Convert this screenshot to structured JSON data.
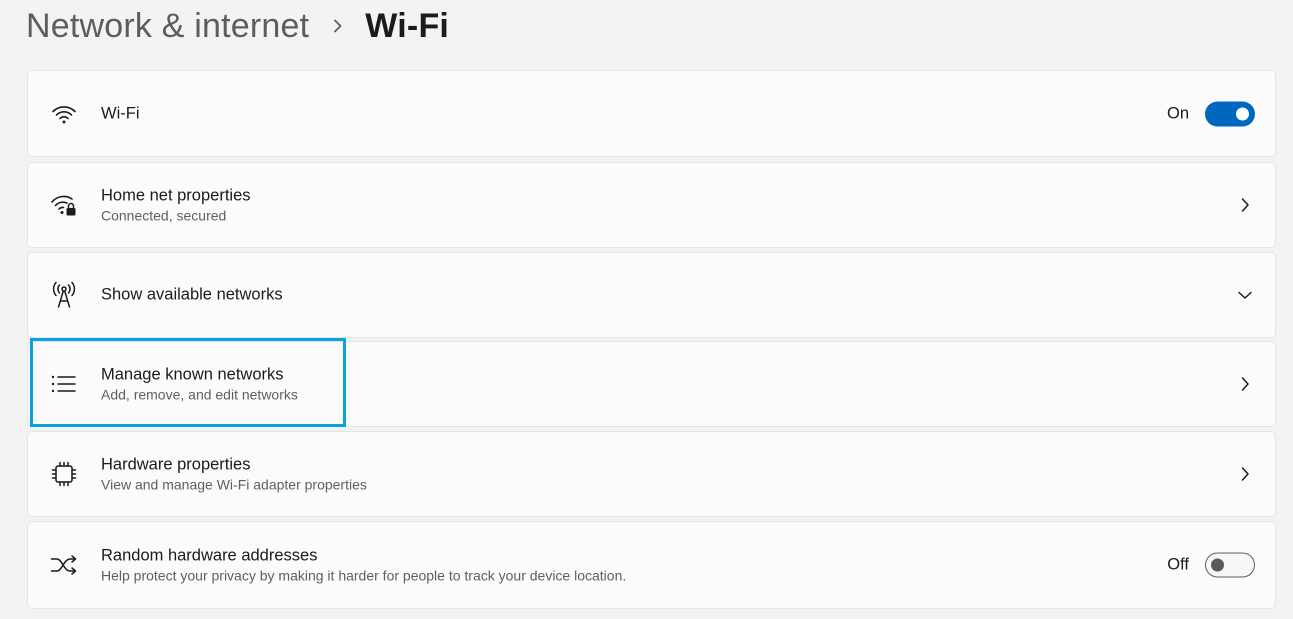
{
  "breadcrumb": {
    "parent": "Network & internet",
    "current": "Wi-Fi"
  },
  "items": [
    {
      "icon": "wifi-icon",
      "title": "Wi-Fi",
      "control": "toggle",
      "state_label": "On",
      "toggle_on": true
    },
    {
      "icon": "wifi-lock-icon",
      "title": "Home net properties",
      "subtitle": "Connected, secured",
      "control": "chevron-right"
    },
    {
      "icon": "antenna-icon",
      "title": "Show available networks",
      "control": "chevron-down"
    },
    {
      "icon": "list-icon",
      "title": "Manage known networks",
      "subtitle": "Add, remove, and edit networks",
      "control": "chevron-right",
      "highlighted": true
    },
    {
      "icon": "chip-icon",
      "title": "Hardware properties",
      "subtitle": "View and manage Wi-Fi adapter properties",
      "control": "chevron-right"
    },
    {
      "icon": "shuffle-icon",
      "title": "Random hardware addresses",
      "subtitle": "Help protect your privacy by making it harder for people to track your device location.",
      "control": "toggle",
      "state_label": "Off",
      "toggle_on": false
    }
  ],
  "colors": {
    "accent": "#0067c0",
    "highlight_border": "#0aa2dc",
    "page_bg": "#f3f3f3",
    "card_bg": "#fbfbfb"
  }
}
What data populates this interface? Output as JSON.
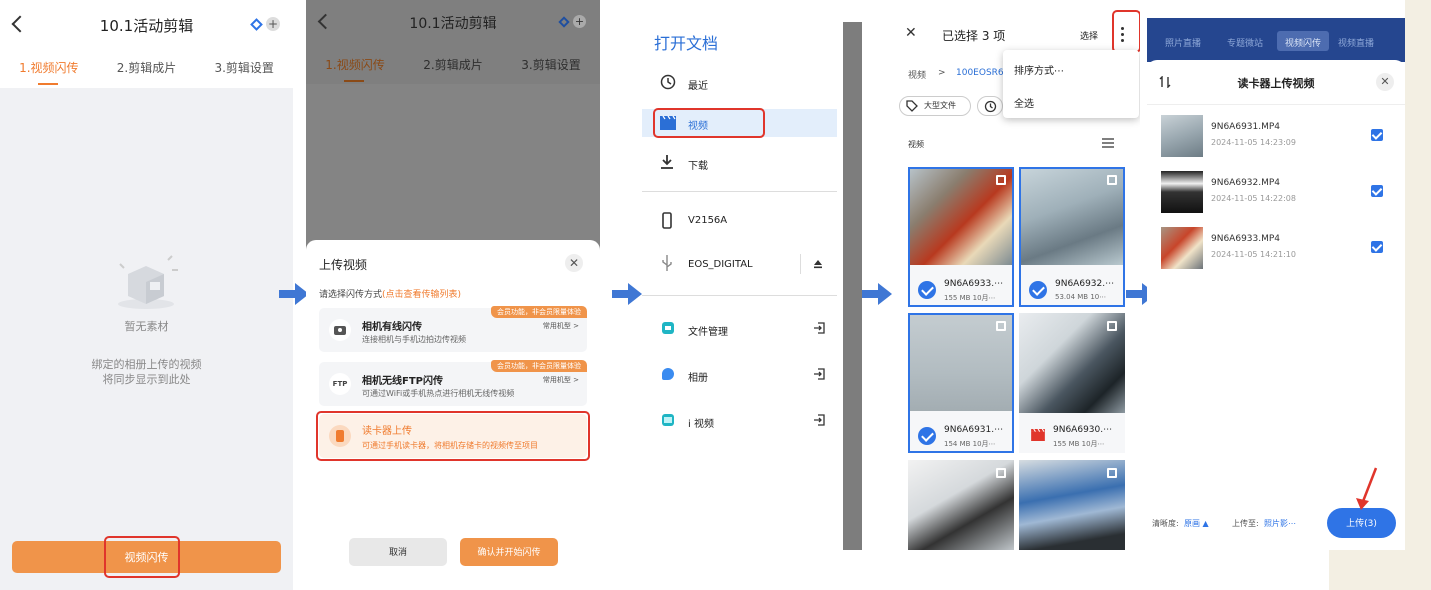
{
  "panel1": {
    "title": "10.1活动剪辑",
    "tabs": [
      "1.视频闪传",
      "2.剪辑成片",
      "3.剪辑设置"
    ],
    "empty_title": "暂无素材",
    "empty_line1": "绑定的相册上传的视频",
    "empty_line2": "将同步显示到此处",
    "bottom_button": "视频闪传"
  },
  "panel2": {
    "title": "10.1活动剪辑",
    "tabs": [
      "1.视频闪传",
      "2.剪辑成片",
      "3.剪辑设置"
    ],
    "sheet_title": "上传视频",
    "prompt": "请选择闪传方式",
    "prompt_link": "(点击查看传输列表)",
    "options": [
      {
        "badge": "会员功能，非会员限量体验",
        "title": "相机有线闪传",
        "desc": "连接相机与手机边拍边传视频",
        "right": "常用机型 >"
      },
      {
        "badge": "会员功能，非会员限量体验",
        "title": "相机无线FTP闪传",
        "desc": "可通过WiFi或手机热点进行相机无线传视频",
        "right": "常用机型 >"
      },
      {
        "title": "读卡器上传",
        "desc": "可通过手机读卡器，将相机存储卡的视频传至项目"
      }
    ],
    "ftp_icon_text": "FTP",
    "cancel": "取消",
    "confirm": "确认并开始闪传"
  },
  "panel3": {
    "title": "打开文档",
    "items": [
      "最近",
      "视频",
      "下载",
      "V2156A",
      "EOS_DIGITAL",
      "文件管理",
      "相册",
      "i 视频"
    ]
  },
  "panel4": {
    "title": "已选择 3 项",
    "select": "选择",
    "breadcrumb_root": "视频",
    "breadcrumb_folder": "100EOSR6",
    "chips": [
      "大型文件"
    ],
    "menu_items": [
      "排序方式⋯",
      "全选"
    ],
    "section": "视频",
    "files": [
      {
        "name": "9N6A6933.⋯",
        "meta": "155 MB 10月⋯"
      },
      {
        "name": "9N6A6932.⋯",
        "meta": "53.04 MB 10⋯"
      },
      {
        "name": "9N6A6931.⋯",
        "meta": "154 MB 10月⋯"
      },
      {
        "name": "9N6A6930.⋯",
        "meta": "155 MB 10月⋯"
      }
    ]
  },
  "panel5": {
    "top_tabs": [
      "照片直播",
      "专题微站",
      "视频闪传",
      "视频直播"
    ],
    "title": "读卡器上传视频",
    "files": [
      {
        "name": "9N6A6931.MP4",
        "date": "2024-11-05 14:23:09"
      },
      {
        "name": "9N6A6932.MP4",
        "date": "2024-11-05 14:22:08"
      },
      {
        "name": "9N6A6933.MP4",
        "date": "2024-11-05 14:21:10"
      }
    ],
    "clarity_label": "清晰度:",
    "clarity_value": "原画",
    "upload_to_label": "上传至:",
    "upload_to_value": "照片影⋯",
    "upload_button": "上传(3)"
  }
}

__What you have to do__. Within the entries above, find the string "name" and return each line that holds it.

__Result of this exercise__.
        "name": "9N6A6933.⋯",
        "name": "9N6A6932.⋯",
        "name": "9N6A6931.⋯",
        "name": "9N6A6930.⋯",
        "name": "9N6A6931.MP4",
        "name": "9N6A6932.MP4",
        "name": "9N6A6933.MP4",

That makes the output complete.